EXERCISE OBJECTIVE: Scan the entries that follow for the word "Free", then report every line in which it appears.

- - - - -

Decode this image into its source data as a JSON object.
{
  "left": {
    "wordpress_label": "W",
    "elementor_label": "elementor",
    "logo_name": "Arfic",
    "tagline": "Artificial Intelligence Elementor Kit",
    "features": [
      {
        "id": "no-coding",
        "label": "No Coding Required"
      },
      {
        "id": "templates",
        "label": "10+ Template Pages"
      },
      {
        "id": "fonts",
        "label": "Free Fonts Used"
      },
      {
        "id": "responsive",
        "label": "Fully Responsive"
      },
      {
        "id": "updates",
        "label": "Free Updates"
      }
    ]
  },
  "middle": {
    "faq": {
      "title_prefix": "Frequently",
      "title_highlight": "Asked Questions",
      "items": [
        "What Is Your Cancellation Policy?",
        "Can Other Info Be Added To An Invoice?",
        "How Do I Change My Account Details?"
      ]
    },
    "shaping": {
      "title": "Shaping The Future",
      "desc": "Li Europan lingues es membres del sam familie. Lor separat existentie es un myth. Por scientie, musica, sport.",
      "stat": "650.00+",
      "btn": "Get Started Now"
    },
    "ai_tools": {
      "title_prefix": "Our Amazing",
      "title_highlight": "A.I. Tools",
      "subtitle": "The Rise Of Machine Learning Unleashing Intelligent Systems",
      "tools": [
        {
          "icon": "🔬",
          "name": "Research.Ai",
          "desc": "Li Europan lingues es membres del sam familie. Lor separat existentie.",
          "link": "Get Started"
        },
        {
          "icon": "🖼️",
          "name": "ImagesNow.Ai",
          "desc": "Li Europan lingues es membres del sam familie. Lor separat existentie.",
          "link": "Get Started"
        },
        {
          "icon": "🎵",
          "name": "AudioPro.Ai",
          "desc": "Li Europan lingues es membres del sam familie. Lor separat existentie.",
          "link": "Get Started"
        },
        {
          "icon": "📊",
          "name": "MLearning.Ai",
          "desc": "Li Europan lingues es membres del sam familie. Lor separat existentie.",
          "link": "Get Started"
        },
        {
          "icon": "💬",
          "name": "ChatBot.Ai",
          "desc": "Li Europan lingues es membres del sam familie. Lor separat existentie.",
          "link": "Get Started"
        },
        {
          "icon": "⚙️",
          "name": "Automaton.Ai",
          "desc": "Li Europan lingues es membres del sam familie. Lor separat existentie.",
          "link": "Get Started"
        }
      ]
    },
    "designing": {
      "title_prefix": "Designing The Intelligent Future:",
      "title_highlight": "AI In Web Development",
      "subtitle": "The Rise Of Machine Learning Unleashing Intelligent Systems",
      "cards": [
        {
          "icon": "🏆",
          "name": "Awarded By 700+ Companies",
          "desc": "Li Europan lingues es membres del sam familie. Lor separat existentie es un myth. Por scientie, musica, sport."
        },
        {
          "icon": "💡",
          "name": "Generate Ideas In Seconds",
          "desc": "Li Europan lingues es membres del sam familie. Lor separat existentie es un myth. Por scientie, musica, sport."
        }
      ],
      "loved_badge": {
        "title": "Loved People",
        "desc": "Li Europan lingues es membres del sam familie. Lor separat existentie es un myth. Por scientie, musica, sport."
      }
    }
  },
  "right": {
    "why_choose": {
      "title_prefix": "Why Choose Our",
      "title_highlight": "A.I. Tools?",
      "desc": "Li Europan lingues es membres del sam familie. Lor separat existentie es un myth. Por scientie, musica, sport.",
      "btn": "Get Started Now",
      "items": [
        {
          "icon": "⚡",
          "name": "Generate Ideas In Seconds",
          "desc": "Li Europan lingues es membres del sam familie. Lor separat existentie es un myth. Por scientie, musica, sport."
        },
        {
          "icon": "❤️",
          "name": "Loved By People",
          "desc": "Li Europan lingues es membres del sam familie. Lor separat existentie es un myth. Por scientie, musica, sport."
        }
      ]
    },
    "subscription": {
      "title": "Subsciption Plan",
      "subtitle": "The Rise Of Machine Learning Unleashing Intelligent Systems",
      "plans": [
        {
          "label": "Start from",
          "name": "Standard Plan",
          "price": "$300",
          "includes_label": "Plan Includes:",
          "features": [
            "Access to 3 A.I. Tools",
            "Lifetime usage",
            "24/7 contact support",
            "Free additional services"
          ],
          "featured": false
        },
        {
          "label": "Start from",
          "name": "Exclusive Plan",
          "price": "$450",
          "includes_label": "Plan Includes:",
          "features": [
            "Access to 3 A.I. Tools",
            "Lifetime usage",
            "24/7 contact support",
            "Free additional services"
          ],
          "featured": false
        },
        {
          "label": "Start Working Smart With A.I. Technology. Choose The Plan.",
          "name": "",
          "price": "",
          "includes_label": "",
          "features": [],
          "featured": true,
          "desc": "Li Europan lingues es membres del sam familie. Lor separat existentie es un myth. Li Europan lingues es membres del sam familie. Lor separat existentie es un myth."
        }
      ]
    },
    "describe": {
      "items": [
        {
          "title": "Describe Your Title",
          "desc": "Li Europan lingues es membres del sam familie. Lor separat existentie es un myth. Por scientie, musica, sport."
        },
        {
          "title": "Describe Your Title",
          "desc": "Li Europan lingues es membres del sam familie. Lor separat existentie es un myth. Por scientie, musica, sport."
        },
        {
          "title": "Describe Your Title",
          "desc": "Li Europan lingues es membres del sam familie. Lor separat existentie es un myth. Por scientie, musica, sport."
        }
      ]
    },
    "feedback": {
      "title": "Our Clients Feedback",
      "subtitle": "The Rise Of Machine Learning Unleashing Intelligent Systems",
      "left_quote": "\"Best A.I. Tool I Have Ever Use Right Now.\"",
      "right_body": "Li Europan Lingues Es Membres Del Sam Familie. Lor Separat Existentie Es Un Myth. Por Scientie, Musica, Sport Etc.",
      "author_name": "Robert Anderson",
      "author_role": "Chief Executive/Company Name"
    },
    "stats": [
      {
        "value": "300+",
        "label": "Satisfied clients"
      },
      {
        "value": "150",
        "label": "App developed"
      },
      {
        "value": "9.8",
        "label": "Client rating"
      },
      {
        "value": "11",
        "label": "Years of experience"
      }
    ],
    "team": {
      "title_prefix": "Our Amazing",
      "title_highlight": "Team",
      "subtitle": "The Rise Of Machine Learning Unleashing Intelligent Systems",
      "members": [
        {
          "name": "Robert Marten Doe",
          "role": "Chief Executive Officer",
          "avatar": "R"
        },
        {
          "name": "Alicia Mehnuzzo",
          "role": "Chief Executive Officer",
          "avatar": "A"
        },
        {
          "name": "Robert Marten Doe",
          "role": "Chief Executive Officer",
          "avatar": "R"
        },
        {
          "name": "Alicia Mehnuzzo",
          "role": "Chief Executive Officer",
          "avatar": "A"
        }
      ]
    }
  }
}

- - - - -

FINISHED TASK:
        "label": "Free Fonts Used"
        "label": "Free Updates"
            "Free additional services"
            "Free additional services"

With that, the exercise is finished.